This week’s blog is a continuation of my ambient London project. I have come up with 2 other pieces since ‘A Drive to Hyde Pier’ but I found this week’s particularly interesting. The track starts by taking refuge from the rain of the previous track (not yet mentioned) into the calming atmosphere of my favourite pub.
I have always really enjoyed being at ‘Ye Olde Cheshire Cheese’ on Fleet Street, London. For a start it is a Sam Smith pub which is an independent brewer that makes nice beer, and some of it is very cheap… Those that know me know I like nice beer. This is said to be the oldest pub in the whole of London and there has been an inn here since a monastery’s guesthouse occupied the site in the 13th century; the current incarnation of the pub has been around since 1666 after the previous building was destroyed by the Great Fire of London. Historical figures such as Charles Dickens and Ben Jonson frequented the pub and the interior look and ambience of the building ooze a knowing atmosphere.

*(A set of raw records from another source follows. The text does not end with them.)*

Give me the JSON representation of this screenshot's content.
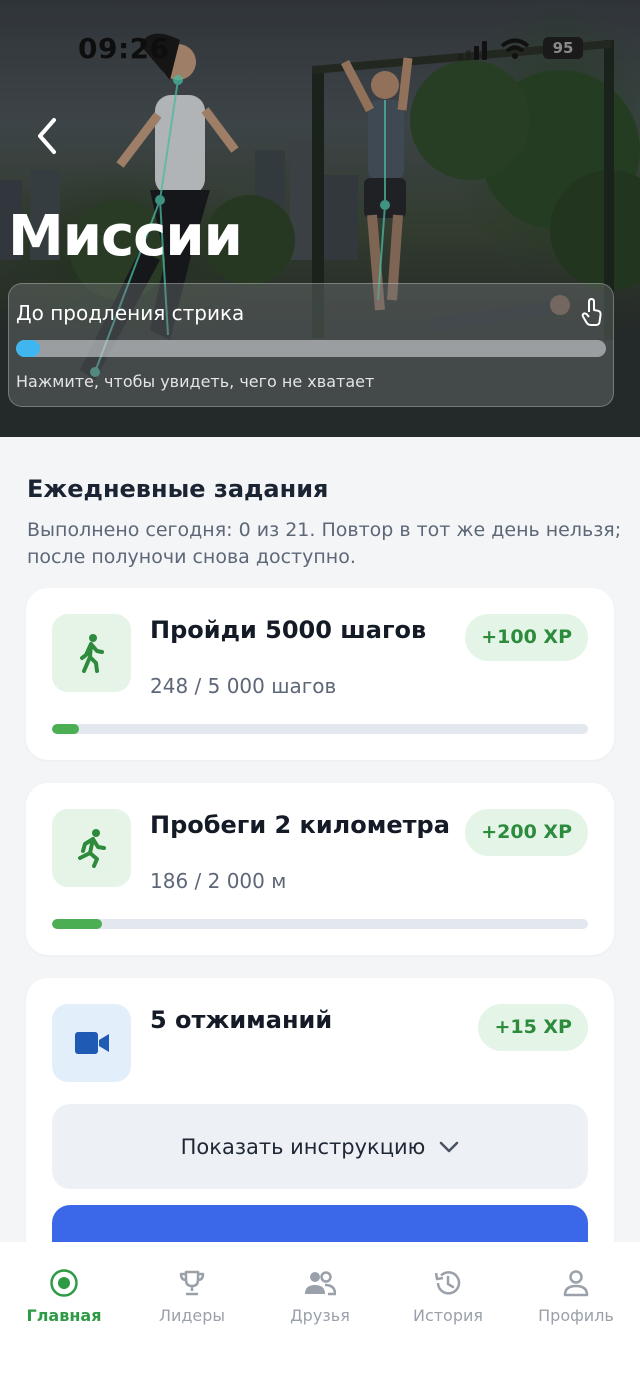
{
  "status_bar": {
    "time": "09:26",
    "battery": "95"
  },
  "header": {
    "title": "Миссии"
  },
  "streak": {
    "label": "До продления стрика",
    "hint": "Нажмите, чтобы увидеть, чего не хватает",
    "progress": 0.04,
    "icon": "tap-hand-icon"
  },
  "daily": {
    "title": "Ежедневные задания",
    "description": "Выполнено сегодня: 0 из 21. Повтор в тот же день нельзя; после полуночи снова доступно."
  },
  "tasks": [
    {
      "name": "Пройди 5000 шагов",
      "progress_text": "248 / 5 000 шагов",
      "xp": "+100 XP",
      "progress": 0.0496,
      "icon": "walking-icon",
      "icon_bg": "#e6f4e8"
    },
    {
      "name": "Пробеги 2 километра",
      "progress_text": "186 / 2 000 м",
      "xp": "+200 XP",
      "progress": 0.093,
      "icon": "running-icon",
      "icon_bg": "#e6f4e8"
    },
    {
      "name": "5 отжиманий",
      "xp": "+15 XP",
      "icon": "video-camera-icon",
      "icon_bg": "#e3eefb",
      "instruction_label": "Показать инструкцию"
    }
  ],
  "tabs": [
    {
      "label": "Главная",
      "icon": "home-target-icon",
      "active": true
    },
    {
      "label": "Лидеры",
      "icon": "trophy-icon",
      "active": false
    },
    {
      "label": "Друзья",
      "icon": "friends-icon",
      "active": false
    },
    {
      "label": "История",
      "icon": "history-icon",
      "active": false
    },
    {
      "label": "Профиль",
      "icon": "profile-icon",
      "active": false
    }
  ],
  "colors": {
    "accent_green": "#2e9a46",
    "progress_green": "#4cae52",
    "streak_blue": "#3fb6f0",
    "primary_button": "#3b68e8"
  }
}
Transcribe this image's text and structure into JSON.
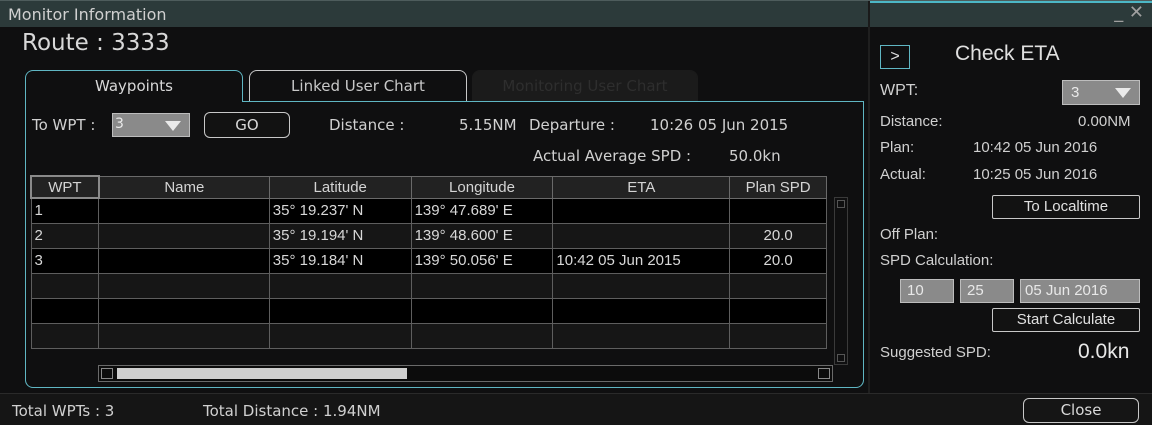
{
  "window": {
    "title": "Monitor Information",
    "close_glyph": "_ ✕"
  },
  "route": {
    "label": "Route : 3333"
  },
  "tabs": {
    "waypoints": "Waypoints",
    "linked": "Linked User Chart",
    "monitoring": "Monitoring User Chart"
  },
  "controls": {
    "to_wpt_label": "To WPT :",
    "to_wpt_value": "3",
    "go_label": "GO",
    "distance_label": "Distance :",
    "distance_value": "5.15NM",
    "departure_label": "Departure :",
    "departure_value": "10:26 05 Jun 2015",
    "avg_spd_label": "Actual Average SPD :",
    "avg_spd_value": "50.0kn"
  },
  "table": {
    "headers": [
      "WPT",
      "Name",
      "Latitude",
      "Longitude",
      "ETA",
      "Plan SPD"
    ],
    "rows": [
      [
        "1",
        "",
        "35° 19.237' N",
        "139° 47.689' E",
        "",
        ""
      ],
      [
        "2",
        "",
        "35° 19.194' N",
        "139° 48.600' E",
        "",
        "20.0"
      ],
      [
        "3",
        "",
        "35° 19.184' N",
        "139° 50.056' E",
        "10:42 05 Jun 2015",
        "20.0"
      ],
      [
        "",
        "",
        "",
        "",
        "",
        ""
      ],
      [
        "",
        "",
        "",
        "",
        "",
        ""
      ],
      [
        "",
        "",
        "",
        "",
        "",
        ""
      ]
    ]
  },
  "status": {
    "total_wpts": "Total WPTs : 3",
    "total_distance": "Total Distance : 1.94NM",
    "close_label": "Close"
  },
  "eta": {
    "toggle_label": ">",
    "title": "Check ETA",
    "wpt_label": "WPT:",
    "wpt_value": "3",
    "distance_label": "Distance:",
    "distance_value": "0.00NM",
    "plan_label": "Plan:",
    "plan_value": "10:42 05 Jun 2016",
    "actual_label": "Actual:",
    "actual_value": "10:25 05 Jun 2016",
    "localtime_label": "To Localtime",
    "off_plan_label": "Off Plan:",
    "spd_calc_label": "SPD Calculation:",
    "calc_hour": "10",
    "calc_minute": "25",
    "calc_date": "05 Jun 2016",
    "start_calc_label": "Start Calculate",
    "suggested_label": "Suggested SPD:",
    "suggested_value": "0.0kn"
  }
}
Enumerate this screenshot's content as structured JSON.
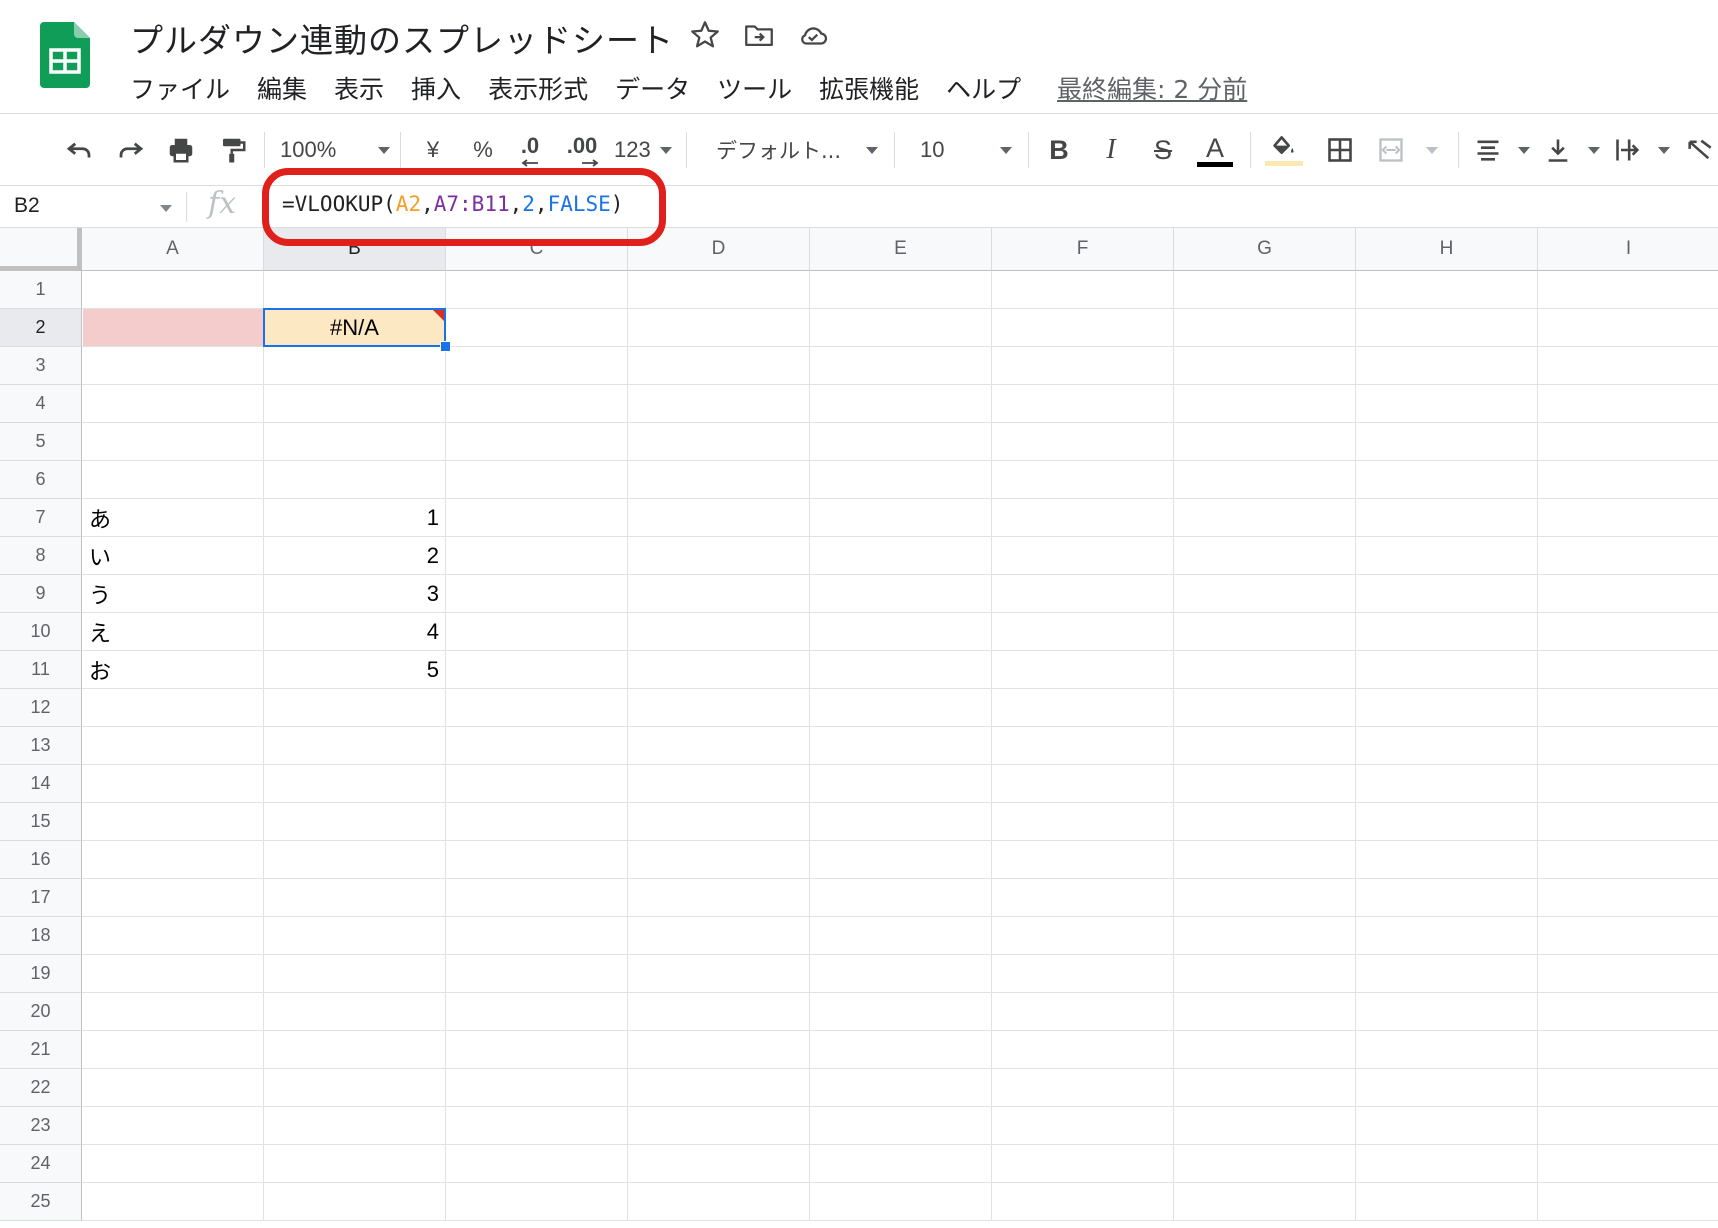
{
  "app": {
    "title": "プルダウン連動のスプレッドシート",
    "last_edit": "最終編集: 2 分前",
    "brand_color": "#0f9d58"
  },
  "menu": [
    "ファイル",
    "編集",
    "表示",
    "挿入",
    "表示形式",
    "データ",
    "ツール",
    "拡張機能",
    "ヘルプ"
  ],
  "title_icons": [
    "star-icon",
    "move-to-folder-icon",
    "cloud-status-icon"
  ],
  "toolbar": {
    "zoom": "100%",
    "currency": "¥",
    "percent": "%",
    "decrease_decimal": ".0",
    "increase_decimal": ".00",
    "more_formats": "123",
    "font": "デフォルト...",
    "font_size": "10",
    "bold": "B",
    "italic": "I",
    "strikethrough": "S",
    "text_color_letter": "A",
    "text_color": "#000000",
    "fill_color": "#fce8b2"
  },
  "formula_bar": {
    "cell_ref": "B2",
    "fx": "fx",
    "formula_parts": [
      {
        "text": "=VLOOKUP(",
        "color": "#202124"
      },
      {
        "text": "A2",
        "color": "#f4a023"
      },
      {
        "text": ",",
        "color": "#202124"
      },
      {
        "text": "A7:B11",
        "color": "#7b2fa2"
      },
      {
        "text": ",",
        "color": "#202124"
      },
      {
        "text": "2",
        "color": "#1a73e8"
      },
      {
        "text": ",",
        "color": "#202124"
      },
      {
        "text": "FALSE",
        "color": "#1a73e8"
      },
      {
        "text": ")",
        "color": "#202124"
      }
    ],
    "highlight_color": "#e0201b"
  },
  "sheet": {
    "columns": [
      "A",
      "B",
      "C",
      "D",
      "E",
      "F",
      "G",
      "H",
      "I"
    ],
    "rows": [
      "1",
      "2",
      "3",
      "4",
      "5",
      "6",
      "7",
      "8",
      "9",
      "10",
      "11",
      "12",
      "13",
      "14",
      "15",
      "16",
      "17",
      "18",
      "19",
      "20",
      "21",
      "22",
      "23",
      "24",
      "25"
    ],
    "selected_column": "B",
    "selected_row": "2",
    "active_cell_value": "#N/A",
    "a2_fill": "#f4cccc",
    "b2_fill": "#fce8c2",
    "data_rows": [
      {
        "row": "7",
        "key": "あ",
        "value": "1"
      },
      {
        "row": "8",
        "key": "い",
        "value": "2"
      },
      {
        "row": "9",
        "key": "う",
        "value": "3"
      },
      {
        "row": "10",
        "key": "え",
        "value": "4"
      },
      {
        "row": "11",
        "key": "お",
        "value": "5"
      }
    ]
  }
}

The various bars and rooms of the pub each have their own variation on these atmospheric acoustics and the brewery have a no-music policy, allowing the building’s natural ambience to come to life. The acoustics of each room seem to dictate how the occupants perceive the experience of being there and, to a degree, influence behaviour. For example, the front bar is small, wood-panelled and usually the first port of call for tourists popping in for a drink; this means that the walls reflect sound nicely but the soft furnishings give it a calming, mellow character and the uncertain, fresh punters feed off this leading to hushed voices; this is one of my favourite rooms. In contrast, the cellar bar is stone-walled and cavernous and seems to invite lively joviality. This is also the furthest room from the front door and the hardest to find, therefore maybe it attracts the more adventurous and confident punter.
So, this audio narrative ended up being dominated by the spaces within the pub and I really hope I managed to capture the feel of each of the spaces I chose to include, starting from the front bar and working my way down to the raucous cellar bar, whilst visiting the inside of a couple of pint glasses. You may need particularly good headphones to distinguish between the nuisances of each atmosphere but still listen out for them whilst taking in the history of the place. You will also notice that the calming ‘sea’ recorded/created for ‘A Drive to Hyde Pier’ can be heard as a backdrop most of the way through…but in a giant pint glass, which seems to set the whole soundscape inside of it…If you know what convolution reverb is this may mean something to you…if not, feel free to ask. These waves are a constant theme throughout most of this collection as water, the sea and the river have always been central to London. The components of this sound (cars, trees in a breeze) are central to the city these days although historians throughout time are said to have noted the constant sea-like hum of this ancient city (derived from human activity).
Best heard on decent headphones!